Problem to solve:
Please reproduce the listing below exactly, leaving out every picture.

******

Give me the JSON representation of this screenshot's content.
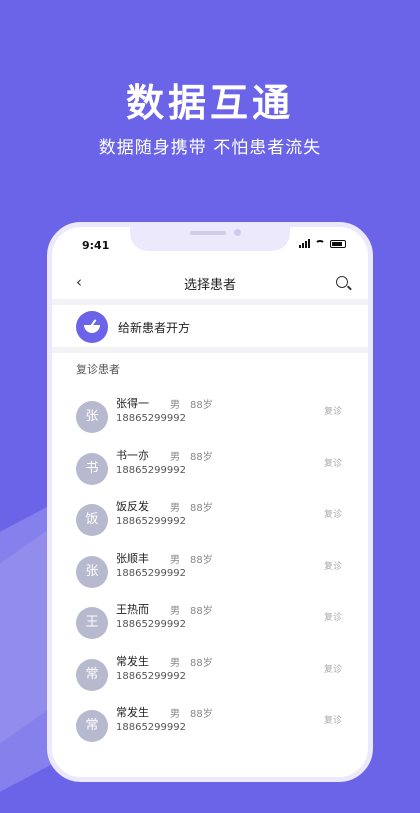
{
  "promo": {
    "headline": "数据互通",
    "subline": "数据随身携带 不怕患者流失"
  },
  "status": {
    "time": "9:41"
  },
  "nav": {
    "back": "‹",
    "title": "选择患者"
  },
  "new_patient": {
    "label": "给新患者开方"
  },
  "section": {
    "label": "复诊患者"
  },
  "patients": [
    {
      "avatar": "张",
      "name": "张得一",
      "sex": "男",
      "age": "88岁",
      "phone": "18865299992",
      "tag": "复诊"
    },
    {
      "avatar": "书",
      "name": "书一亦",
      "sex": "男",
      "age": "88岁",
      "phone": "18865299992",
      "tag": "复诊"
    },
    {
      "avatar": "饭",
      "name": "饭反发",
      "sex": "男",
      "age": "88岁",
      "phone": "18865299992",
      "tag": "复诊"
    },
    {
      "avatar": "张",
      "name": "张顺丰",
      "sex": "男",
      "age": "88岁",
      "phone": "18865299992",
      "tag": "复诊"
    },
    {
      "avatar": "王",
      "name": "王热而",
      "sex": "男",
      "age": "88岁",
      "phone": "18865299992",
      "tag": "复诊"
    },
    {
      "avatar": "常",
      "name": "常发生",
      "sex": "男",
      "age": "88岁",
      "phone": "18865299992",
      "tag": "复诊"
    },
    {
      "avatar": "常",
      "name": "常发生",
      "sex": "男",
      "age": "88岁",
      "phone": "18865299992",
      "tag": "复诊"
    }
  ]
}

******

Worked solution:
Give me the JSON representation of this screenshot's content.
{
  "promo": {
    "headline": "数据互通",
    "subline": "数据随身携带 不怕患者流失"
  },
  "status": {
    "time": "9:41"
  },
  "nav": {
    "back": "‹",
    "title": "选择患者"
  },
  "new_patient": {
    "label": "给新患者开方"
  },
  "section": {
    "label": "复诊患者"
  },
  "patients": [
    {
      "avatar": "张",
      "name": "张得一",
      "sex": "男",
      "age": "88岁",
      "phone": "18865299992",
      "tag": "复诊"
    },
    {
      "avatar": "书",
      "name": "书一亦",
      "sex": "男",
      "age": "88岁",
      "phone": "18865299992",
      "tag": "复诊"
    },
    {
      "avatar": "饭",
      "name": "饭反发",
      "sex": "男",
      "age": "88岁",
      "phone": "18865299992",
      "tag": "复诊"
    },
    {
      "avatar": "张",
      "name": "张顺丰",
      "sex": "男",
      "age": "88岁",
      "phone": "18865299992",
      "tag": "复诊"
    },
    {
      "avatar": "王",
      "name": "王热而",
      "sex": "男",
      "age": "88岁",
      "phone": "18865299992",
      "tag": "复诊"
    },
    {
      "avatar": "常",
      "name": "常发生",
      "sex": "男",
      "age": "88岁",
      "phone": "18865299992",
      "tag": "复诊"
    },
    {
      "avatar": "常",
      "name": "常发生",
      "sex": "男",
      "age": "88岁",
      "phone": "18865299992",
      "tag": "复诊"
    }
  ]
}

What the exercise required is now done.